“ÁNOMOS, or the lawless land”
“ÁNOMOS, or the lawless land” is proposed as a multidisciplinary research project that, situated in an iconic agricultural area of Central Europe, imagines the environmental implications of the disintegration of the Nomos of the Earth. Parting from an art-sci approach and using different technological tools (orthometric height, climate measuring, taxonomic identification) the project will imagine the Hollabrunn territory without the presence of the sedentary human collectivities.
During the last five years, my art practice has been focused on ethnobiology and wildlife, applied mainly in natural environments. This condition led me to a reflection on ‘displacement’ as a contra-cultural and anti-colonial practice. In the Northwest of Mexico and the US Southwest where I have developed my artwork, Native Tribes had been obligated to abandon their nomadic way of life by both national states along the border. This, in order to establish the right among land in terms of private property, opposed to the Aridoamerican common conception about the land as the owner of its own. Cultures that had resisted adopting ius gentium had been pushed to an intensive process of disappearance. That has had a deep footprint on territory, resulting in the transformation of wild environments in agricultural and industrial lands. This led me to think about agriculture—source of sedentarism—and about the process by which human collectivities take over the territories and transform them. To justify that transformation, they establish a ‘law’ to rule over umwelt. In The Nomos of the Earth (1950), Carl Schmitt describes the global process of appropriation of land as Eurocentric. Following Jared Diamond’s proposal that geographical conditions—fertile soils, availability of ressources, and natural barriers—encouraged the development of expansive and competing nations in Europe, there is a short step to argue that these same conditions contributed to the strengthening and consolidation of the ‘Nomos of the Earth’ in this continent, with the organized distribution of lands and the military dispute of powers among them, before its expansion overseas.

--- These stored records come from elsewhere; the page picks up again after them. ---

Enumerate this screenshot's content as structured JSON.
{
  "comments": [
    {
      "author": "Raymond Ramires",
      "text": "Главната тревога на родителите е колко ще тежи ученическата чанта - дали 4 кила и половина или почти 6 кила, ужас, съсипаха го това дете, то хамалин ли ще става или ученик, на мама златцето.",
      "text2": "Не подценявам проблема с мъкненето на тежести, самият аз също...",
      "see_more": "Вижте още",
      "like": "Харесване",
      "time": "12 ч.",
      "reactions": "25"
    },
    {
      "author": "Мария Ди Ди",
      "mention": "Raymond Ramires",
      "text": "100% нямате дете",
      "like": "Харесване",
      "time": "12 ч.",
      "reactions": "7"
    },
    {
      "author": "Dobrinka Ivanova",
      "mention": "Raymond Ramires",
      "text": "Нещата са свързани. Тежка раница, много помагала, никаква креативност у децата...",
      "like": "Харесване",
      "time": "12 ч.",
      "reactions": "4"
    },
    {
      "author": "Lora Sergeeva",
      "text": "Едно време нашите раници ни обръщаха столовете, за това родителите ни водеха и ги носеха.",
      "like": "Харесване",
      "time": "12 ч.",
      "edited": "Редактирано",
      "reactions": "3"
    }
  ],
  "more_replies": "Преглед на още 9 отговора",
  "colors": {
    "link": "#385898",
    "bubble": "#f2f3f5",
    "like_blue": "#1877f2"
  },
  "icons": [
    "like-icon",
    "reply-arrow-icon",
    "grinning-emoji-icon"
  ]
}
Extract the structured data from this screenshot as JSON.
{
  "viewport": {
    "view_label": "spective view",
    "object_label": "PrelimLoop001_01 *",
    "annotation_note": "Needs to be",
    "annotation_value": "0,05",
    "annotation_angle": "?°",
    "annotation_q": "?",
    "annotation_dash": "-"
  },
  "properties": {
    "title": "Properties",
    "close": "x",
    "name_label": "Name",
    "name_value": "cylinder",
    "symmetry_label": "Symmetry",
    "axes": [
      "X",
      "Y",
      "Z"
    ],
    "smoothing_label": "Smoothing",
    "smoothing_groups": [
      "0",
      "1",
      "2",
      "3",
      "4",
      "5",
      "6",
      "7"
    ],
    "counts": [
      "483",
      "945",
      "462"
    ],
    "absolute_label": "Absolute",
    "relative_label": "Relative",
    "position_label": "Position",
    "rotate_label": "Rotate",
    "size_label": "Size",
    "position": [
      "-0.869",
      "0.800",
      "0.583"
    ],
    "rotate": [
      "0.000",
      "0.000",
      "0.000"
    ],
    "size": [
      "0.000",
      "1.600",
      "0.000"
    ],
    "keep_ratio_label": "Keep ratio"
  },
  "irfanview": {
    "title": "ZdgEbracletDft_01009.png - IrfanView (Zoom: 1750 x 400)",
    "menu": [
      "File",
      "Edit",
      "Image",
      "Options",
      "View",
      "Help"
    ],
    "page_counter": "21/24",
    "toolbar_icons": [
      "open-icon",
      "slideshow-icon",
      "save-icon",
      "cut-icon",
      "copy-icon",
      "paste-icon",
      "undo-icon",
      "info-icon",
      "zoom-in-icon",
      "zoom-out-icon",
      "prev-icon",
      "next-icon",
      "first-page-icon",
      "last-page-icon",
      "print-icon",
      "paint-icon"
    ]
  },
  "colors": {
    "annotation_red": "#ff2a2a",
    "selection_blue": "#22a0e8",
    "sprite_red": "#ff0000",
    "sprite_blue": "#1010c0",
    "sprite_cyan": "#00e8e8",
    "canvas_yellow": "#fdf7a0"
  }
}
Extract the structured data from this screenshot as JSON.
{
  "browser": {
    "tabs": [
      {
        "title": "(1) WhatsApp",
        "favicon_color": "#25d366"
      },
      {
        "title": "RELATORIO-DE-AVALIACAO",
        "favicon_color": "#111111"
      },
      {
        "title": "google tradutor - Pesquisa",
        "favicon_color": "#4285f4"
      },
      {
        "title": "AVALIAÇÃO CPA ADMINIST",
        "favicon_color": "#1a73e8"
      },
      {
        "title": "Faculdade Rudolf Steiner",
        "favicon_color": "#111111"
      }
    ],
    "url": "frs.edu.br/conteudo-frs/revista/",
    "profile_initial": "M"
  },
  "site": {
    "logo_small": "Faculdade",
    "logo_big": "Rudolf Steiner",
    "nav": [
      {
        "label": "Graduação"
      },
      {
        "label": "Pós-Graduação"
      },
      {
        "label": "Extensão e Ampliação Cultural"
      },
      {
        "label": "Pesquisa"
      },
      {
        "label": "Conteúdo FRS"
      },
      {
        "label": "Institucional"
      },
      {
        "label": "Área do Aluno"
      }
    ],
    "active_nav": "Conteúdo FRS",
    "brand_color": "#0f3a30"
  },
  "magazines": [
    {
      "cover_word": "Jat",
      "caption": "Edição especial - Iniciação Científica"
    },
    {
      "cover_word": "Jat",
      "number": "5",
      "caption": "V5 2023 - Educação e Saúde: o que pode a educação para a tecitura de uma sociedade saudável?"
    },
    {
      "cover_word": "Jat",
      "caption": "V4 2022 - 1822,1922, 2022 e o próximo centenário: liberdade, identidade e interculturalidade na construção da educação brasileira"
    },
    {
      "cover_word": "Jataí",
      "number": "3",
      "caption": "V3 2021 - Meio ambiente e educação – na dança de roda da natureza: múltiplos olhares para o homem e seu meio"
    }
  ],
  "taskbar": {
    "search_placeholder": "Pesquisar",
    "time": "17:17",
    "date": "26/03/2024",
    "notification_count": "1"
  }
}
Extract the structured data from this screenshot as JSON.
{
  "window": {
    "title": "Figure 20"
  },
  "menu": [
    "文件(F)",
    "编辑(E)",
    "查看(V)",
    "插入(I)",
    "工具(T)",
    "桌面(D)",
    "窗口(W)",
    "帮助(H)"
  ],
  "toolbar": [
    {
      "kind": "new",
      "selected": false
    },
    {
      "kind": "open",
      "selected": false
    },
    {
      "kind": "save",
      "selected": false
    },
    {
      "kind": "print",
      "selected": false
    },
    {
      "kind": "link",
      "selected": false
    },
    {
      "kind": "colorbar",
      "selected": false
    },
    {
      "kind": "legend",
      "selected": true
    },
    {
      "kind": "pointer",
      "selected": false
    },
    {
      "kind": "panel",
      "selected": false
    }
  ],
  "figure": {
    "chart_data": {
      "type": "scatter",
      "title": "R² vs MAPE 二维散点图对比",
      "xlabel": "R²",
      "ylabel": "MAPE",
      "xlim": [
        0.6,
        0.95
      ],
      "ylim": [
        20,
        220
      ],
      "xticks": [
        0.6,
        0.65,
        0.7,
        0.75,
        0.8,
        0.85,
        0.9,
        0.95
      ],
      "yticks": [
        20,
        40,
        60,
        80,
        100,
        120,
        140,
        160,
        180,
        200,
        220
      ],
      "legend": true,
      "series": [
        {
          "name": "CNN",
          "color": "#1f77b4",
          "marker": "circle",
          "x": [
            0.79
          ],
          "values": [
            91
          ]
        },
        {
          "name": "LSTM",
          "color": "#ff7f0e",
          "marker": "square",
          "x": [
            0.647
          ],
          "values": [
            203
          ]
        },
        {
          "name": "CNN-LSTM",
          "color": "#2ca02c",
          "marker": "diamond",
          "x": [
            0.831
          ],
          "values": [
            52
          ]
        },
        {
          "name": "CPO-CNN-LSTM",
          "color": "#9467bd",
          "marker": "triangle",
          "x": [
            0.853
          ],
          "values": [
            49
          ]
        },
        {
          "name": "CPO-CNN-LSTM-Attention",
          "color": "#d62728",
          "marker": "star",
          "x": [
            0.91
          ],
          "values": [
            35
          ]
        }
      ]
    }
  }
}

We have every reason to believe that ius gentium is not equivalent to a ‘natural law’. Even so, its establishment as a universal concept justified the capture of territories, human and non-human collectivities under colonial forms turning the world “unwild”. “Ánomos”—in Greek, “without law” or “lawless”—was previewed by Schmitt in his reading of Apostle Paul. For the Christian faith, Ánomos would be the Antichrist rule, so the Empire (katechon) would restrain its appearance. This implicates an imperative of ‘secluding the Nomad’, that could be observed in the different strategies of the colonial powers to restrict the mobility of the different nomadic and semi-nomadic Indigenous groups: missions, reductions, reservations, among others; which in essence are similar to the names we have given to our contemporary natural sanctuaries. These actions had ecological consequences: the intensive use of most of the land, which modified the environment in global terms and that, in the long run, caused the ecological catastrophe in which we find ourselves. So, the question would be if we could be able to think and propose an inverse process founded in an alternative code: an “Ánomos of the Earth” in which land, sea and air, would be freed from the human domain, what doesn’t mean our abandonment of the world but perhaps the assimilation of nomadic ethics. This has deep conceptual implications: to resign to the Polis in spatial terms may implicate a relinquishing of ‘politics’, which doesn’t mean the abandonment of the ‘communitarian experience’ or of any deliberation processes, but to the sedentary ethos. To resign to the Oikos too, may implicate a reformulation of ecology, once that no longer could be talked about a fixed ‘home’ but about spaces of ‘becoming’.